Dwindling Sperm Counts Have Impacts Beyond Male Fertility
Low sperm count doesn't just mean fewer babies, scientists warn.
In 2017, in the midst of media buzz about the Hulu infertility parable Handmaid’s Tale, life imitated art. Scientists announced in Human Reproduction Update that sperm counts in Western nations had dropped over the past 40 years by more than 50 percent. The trend, they said, is likely to continue — which is an especially problematic prognosis in light of new research revealing that low sperm counts mean more than just infertility.

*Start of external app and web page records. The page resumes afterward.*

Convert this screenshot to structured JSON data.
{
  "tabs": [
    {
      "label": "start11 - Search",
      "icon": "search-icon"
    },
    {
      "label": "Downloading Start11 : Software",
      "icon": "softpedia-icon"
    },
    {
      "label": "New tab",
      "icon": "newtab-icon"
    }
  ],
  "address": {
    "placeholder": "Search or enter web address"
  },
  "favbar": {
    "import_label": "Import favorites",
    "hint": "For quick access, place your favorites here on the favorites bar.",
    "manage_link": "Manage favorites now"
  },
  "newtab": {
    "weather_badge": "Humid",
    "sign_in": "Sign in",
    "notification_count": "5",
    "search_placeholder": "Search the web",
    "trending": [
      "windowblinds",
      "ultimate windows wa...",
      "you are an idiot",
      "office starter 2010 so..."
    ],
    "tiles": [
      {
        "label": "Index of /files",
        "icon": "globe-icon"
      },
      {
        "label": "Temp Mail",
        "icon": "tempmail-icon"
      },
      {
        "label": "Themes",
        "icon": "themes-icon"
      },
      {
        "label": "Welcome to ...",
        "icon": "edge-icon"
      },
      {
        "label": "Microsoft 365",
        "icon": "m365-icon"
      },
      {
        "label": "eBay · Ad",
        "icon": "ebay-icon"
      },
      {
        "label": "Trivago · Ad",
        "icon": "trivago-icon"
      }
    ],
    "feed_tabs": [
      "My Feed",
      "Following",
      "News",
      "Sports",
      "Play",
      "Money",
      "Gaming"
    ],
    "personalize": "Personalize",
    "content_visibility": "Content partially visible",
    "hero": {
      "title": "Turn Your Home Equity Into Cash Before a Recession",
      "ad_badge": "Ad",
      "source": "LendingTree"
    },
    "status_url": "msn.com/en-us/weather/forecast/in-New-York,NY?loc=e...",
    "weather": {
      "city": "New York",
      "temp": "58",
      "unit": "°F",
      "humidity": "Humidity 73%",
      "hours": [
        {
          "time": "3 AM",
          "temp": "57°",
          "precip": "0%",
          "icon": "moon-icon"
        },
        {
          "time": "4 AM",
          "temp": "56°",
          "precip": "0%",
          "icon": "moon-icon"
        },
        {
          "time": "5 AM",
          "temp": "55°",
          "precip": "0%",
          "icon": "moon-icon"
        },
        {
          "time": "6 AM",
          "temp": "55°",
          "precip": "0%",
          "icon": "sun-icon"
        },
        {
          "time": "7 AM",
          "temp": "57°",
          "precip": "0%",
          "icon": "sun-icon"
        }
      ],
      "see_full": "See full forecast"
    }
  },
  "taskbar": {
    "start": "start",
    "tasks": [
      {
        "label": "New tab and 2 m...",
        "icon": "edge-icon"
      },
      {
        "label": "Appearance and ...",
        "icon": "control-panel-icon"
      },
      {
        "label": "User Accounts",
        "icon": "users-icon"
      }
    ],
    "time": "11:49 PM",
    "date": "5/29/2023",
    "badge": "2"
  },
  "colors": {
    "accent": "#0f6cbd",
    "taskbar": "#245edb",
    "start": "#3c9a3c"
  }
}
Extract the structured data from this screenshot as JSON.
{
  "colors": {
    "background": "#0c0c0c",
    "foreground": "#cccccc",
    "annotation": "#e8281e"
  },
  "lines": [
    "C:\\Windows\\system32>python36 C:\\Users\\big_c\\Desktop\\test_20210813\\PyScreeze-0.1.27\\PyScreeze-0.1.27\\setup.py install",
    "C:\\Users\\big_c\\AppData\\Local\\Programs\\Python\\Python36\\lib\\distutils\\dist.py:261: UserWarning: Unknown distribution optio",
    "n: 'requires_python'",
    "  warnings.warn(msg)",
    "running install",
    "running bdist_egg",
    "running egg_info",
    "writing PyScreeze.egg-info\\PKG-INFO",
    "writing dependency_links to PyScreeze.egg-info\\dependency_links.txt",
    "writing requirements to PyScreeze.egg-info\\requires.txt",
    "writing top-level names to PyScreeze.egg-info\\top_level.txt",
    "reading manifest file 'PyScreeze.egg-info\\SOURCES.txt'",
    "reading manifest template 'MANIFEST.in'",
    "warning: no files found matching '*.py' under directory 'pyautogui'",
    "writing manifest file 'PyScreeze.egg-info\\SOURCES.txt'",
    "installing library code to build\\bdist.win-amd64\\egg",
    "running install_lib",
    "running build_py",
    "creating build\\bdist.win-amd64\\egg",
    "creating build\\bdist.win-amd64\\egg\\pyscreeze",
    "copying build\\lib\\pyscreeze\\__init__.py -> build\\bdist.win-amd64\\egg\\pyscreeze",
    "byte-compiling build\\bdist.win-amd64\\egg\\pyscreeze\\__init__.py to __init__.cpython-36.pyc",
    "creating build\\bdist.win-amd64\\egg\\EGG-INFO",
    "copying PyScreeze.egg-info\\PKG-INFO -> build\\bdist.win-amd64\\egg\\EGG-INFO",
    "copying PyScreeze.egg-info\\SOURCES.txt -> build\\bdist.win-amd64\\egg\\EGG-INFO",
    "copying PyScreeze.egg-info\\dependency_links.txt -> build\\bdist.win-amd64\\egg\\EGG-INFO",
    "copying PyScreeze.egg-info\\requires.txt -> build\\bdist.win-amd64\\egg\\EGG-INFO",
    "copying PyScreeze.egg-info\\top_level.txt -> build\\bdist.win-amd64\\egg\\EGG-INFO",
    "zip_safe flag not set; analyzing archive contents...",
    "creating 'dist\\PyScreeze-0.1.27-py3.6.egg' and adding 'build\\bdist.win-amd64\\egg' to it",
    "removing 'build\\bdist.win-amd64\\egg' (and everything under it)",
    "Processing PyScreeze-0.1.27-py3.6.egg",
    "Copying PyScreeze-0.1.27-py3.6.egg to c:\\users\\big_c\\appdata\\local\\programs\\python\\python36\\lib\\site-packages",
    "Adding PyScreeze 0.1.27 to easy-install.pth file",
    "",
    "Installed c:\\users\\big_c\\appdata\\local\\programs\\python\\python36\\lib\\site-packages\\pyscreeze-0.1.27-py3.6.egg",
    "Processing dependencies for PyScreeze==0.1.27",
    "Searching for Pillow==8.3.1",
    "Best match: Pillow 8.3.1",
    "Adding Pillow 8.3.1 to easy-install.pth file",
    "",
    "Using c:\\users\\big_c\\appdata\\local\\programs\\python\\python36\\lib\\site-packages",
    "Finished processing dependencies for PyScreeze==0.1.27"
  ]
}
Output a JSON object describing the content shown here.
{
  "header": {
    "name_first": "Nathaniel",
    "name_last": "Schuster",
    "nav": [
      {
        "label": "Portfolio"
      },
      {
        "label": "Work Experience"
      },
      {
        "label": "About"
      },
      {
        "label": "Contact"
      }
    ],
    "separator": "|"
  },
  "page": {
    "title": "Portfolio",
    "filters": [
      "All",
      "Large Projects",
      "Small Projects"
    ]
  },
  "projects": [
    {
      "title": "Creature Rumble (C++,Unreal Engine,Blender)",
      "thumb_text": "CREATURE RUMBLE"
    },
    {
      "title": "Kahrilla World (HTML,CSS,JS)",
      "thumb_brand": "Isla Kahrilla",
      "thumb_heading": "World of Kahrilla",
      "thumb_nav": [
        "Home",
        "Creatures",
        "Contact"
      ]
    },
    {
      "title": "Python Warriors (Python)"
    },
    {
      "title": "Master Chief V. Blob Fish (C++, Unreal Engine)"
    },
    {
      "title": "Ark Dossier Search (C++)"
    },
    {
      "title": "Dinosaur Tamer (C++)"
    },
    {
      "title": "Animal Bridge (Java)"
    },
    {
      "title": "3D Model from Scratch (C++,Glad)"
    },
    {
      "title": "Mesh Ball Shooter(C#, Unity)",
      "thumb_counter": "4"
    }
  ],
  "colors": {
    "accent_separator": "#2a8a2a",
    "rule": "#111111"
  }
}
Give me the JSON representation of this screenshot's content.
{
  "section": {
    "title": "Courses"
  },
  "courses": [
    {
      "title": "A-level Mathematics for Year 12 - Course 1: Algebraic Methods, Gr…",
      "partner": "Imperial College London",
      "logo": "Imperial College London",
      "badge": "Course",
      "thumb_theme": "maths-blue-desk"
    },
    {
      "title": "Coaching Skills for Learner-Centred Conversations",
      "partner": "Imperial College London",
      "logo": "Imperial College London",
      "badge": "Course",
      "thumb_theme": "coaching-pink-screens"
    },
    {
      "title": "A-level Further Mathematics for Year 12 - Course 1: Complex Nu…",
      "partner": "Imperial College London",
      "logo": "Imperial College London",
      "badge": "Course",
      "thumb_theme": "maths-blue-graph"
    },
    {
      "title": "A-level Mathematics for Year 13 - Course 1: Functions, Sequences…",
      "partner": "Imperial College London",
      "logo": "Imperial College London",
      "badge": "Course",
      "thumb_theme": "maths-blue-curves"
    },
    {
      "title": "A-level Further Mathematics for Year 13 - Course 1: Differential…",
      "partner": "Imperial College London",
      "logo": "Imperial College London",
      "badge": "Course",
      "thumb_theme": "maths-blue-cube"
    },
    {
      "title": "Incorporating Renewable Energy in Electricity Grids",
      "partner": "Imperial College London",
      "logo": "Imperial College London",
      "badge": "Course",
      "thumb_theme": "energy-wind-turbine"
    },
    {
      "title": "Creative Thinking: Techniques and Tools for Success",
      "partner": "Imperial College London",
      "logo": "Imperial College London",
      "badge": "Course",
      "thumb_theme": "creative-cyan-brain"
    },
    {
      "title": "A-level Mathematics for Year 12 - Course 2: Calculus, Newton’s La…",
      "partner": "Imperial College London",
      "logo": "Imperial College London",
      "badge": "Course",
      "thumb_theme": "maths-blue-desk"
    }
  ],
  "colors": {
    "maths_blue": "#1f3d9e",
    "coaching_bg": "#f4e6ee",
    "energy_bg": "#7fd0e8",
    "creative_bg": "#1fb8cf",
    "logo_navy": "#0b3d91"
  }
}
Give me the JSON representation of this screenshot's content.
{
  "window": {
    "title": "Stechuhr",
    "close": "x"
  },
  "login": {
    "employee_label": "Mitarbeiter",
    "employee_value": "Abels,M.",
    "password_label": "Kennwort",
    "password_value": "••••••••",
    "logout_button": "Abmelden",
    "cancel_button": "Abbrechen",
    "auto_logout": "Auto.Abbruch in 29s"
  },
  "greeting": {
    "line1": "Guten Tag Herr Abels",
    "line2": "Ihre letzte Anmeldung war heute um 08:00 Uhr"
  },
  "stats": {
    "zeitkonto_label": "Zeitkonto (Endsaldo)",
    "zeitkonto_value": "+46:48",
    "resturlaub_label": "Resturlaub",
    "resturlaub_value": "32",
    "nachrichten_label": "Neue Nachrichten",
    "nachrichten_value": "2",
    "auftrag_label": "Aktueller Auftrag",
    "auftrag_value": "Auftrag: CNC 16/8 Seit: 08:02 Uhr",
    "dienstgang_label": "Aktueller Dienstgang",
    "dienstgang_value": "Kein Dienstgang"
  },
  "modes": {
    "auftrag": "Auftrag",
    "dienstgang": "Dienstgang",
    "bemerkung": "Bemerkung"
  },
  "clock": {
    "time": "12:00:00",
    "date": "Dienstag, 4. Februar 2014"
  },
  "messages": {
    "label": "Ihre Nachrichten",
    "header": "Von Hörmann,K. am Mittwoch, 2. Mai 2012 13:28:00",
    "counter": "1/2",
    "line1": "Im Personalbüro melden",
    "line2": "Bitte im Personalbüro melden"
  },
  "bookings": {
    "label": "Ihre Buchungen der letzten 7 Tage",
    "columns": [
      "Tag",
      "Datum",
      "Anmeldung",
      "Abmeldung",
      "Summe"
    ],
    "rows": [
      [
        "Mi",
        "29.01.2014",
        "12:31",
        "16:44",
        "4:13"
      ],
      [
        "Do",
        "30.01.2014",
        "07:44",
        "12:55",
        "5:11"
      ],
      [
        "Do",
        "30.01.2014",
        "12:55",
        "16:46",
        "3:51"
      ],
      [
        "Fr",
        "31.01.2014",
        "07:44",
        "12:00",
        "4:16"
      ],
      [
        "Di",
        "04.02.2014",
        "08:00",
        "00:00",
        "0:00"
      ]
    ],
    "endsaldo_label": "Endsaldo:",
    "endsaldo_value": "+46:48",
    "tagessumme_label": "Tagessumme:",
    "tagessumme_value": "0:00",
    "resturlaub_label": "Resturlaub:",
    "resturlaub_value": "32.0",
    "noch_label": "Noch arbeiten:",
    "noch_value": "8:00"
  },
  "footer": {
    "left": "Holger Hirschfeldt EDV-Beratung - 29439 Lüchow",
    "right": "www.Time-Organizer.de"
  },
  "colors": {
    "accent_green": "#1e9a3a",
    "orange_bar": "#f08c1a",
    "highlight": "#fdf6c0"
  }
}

Speaking on Sunday at ENDO 2018, the Endocrine Society’s 100th annual meeting in Chicago, Illinois, endocrinologists from Italy explained their observations in a new study on the link between semen quality, reproductive function, and metabolic risk.
“Infertile men are likely to have important co-existing health problems or risk factors that can impair quality of life and shorten their lives,” said lead investigator Alberto Ferlin, M.D., Ph.D. of the University of Padova, who is also president of the Italian Society of Andrology and Sexual Medicine, in a statement released Monday. “Our study clearly shows that low sperm count by itself is associated with metabolic alterations, cardiovascular risk and low bone mass,” he continued.
Ferlin collaborated with Dr. Carlo Foresta at the University of Padova in the study, in which the team hypothesized “low” sperm counts in men — less than 39 million per ejaculate, a broadly accepted standard — would be linked to other health problems outside of infertility. In their study on 5,177 male partners of Italian infertile couples, their hunch was confirmed.
The men with low sperm counts were 1.2 times more likely to have more body fat, higher blood pressure, less “good” cholesterol, and more “bad” cholesterol. These men were also more likely to have “metabolic syndrome,” a cluster of conditions (high blood pressure, high blood sugar, excess body fat around the waist, and abnormal levels of cholesterol or triglycerides) that predispose a person to diabetes, heart disease, and stroke.
Compounding the increased risk of developing diabetes, the men with low sperm counts also had higher insulin resistance, a condition in which the body doesn’t respond properly to insulin, leading to type 2 diabetes and prediabetes. Their risk of having low testosterone levels was increased 12-fold compared to peers with normal sperm counts, and half the men with low testosterone were at risk for osteoporosis.
Offering a silver lining, the researchers said that knowing the health risks associated with male infertility will allow doctors to improve, more generally, the health of men who have low sperm counts. “Men of couples having difficulties achieving pregnancy should be correctly diagnosed and followed up by their fertility specialists and primary care doctor because they could have an increased chance of morbidity and mortality,” Ferlin said.
What still remains a mystery, however, is why sperm counts are dropping among men in North America, Europe, Australia, and New Zealand in the first place. One possibility is that it’s an environmental issue, as the researchers who conducted the Human Reproduction Update research didn’t see such a dramatic drop in sperm count in Asia, Africa, or South America. But previous research has shown that exposure to pesticides and other chemicals, as well as smoking and obesity, can hurt sperm counts, too. Calling sperm count the “canary in the coal mine,” the researchers behind that study, led by Dr. Hagai Levine of Hadassah-Hebrew University, warned men to consider their health more generally, for the sake of the entire human race.
“I am a big fan of the TV adaption of The Handmaid’s Tale, as well as Margaret Atwood’s books,” Levine told Inverse in a previous interview, referring to the show’s central theme of global infertility. “Personally, I believe these fears are valid.”